Even though the Lions had finished 30th in sacks the previous season, the team opted to keep two undrafted defensive ends (Jeremiah Valoaga and Alex Barrett) over O'Connor.
After he was cut, he briefly landed on the team's practice squad, but that lasted all of two weeks. His next stop was Tampa Bay, where he's spent the past three seasons, splitting time between the practice squad and the main roster.
► Overall Grade: C-
Analysis: With nine swings, Quinn found two starters and one clear long-term building block. The general manager whiffed on his second-round choice and has gotten little beyond special-teams contributions from six Day 3 selections.
Fair or not, the evaluation also includes the prospects the Lions passed up. Within 10 spots of where the Lions drafted Davis, the Buffalo Bill grabbed cornerback Tre'Davious White and the Pittsburgh Steelers scored T.J. Watt.
Whether either of those players were ideal fits for Detroit's defensive scheme is debatable, but the team had clear needs for a pass-rusher and cornerback, while White and Watt have gone on to achieve Pro Bowl-level success.
The problem was the Lions had painted themselves into a corner heading into the draft, desperately needing an off-ball linebacker. The other top option that year was Alabama's Reuben Foster (selected No. 31 by San Francisco), but there were character concerns the Lions correctly identified as a future problem.
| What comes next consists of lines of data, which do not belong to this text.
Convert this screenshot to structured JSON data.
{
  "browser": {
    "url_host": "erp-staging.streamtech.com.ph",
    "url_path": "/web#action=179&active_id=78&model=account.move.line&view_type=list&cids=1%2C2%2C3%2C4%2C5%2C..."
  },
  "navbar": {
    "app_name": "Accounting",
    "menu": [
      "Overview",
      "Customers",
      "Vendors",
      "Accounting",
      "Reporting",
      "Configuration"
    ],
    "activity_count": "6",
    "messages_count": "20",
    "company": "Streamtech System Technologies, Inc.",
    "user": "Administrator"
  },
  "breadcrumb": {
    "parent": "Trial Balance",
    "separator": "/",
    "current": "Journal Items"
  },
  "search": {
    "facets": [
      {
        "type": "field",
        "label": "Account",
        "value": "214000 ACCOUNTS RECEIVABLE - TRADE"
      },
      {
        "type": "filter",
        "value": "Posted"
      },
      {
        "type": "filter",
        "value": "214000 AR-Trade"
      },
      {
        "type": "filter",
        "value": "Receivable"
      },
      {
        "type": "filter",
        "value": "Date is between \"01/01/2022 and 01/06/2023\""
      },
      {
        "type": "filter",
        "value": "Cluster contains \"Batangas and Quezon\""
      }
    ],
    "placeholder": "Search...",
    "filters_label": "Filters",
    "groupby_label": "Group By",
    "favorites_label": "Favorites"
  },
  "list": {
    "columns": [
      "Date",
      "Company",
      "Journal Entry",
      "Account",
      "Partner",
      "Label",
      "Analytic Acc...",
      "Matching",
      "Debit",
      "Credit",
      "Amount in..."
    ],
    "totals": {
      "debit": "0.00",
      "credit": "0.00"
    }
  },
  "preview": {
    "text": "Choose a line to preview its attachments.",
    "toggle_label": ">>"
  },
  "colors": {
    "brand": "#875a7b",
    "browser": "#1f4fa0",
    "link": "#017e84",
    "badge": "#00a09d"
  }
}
None of the other off-ball linebackers from this class have developed into Pro Bowl performers.
Still, it's safe to say the Lions would be in better shape now had they selected White or Watt in the first round and complemented that pick with either Raekwon McMillan or Zach Cunningham in the second.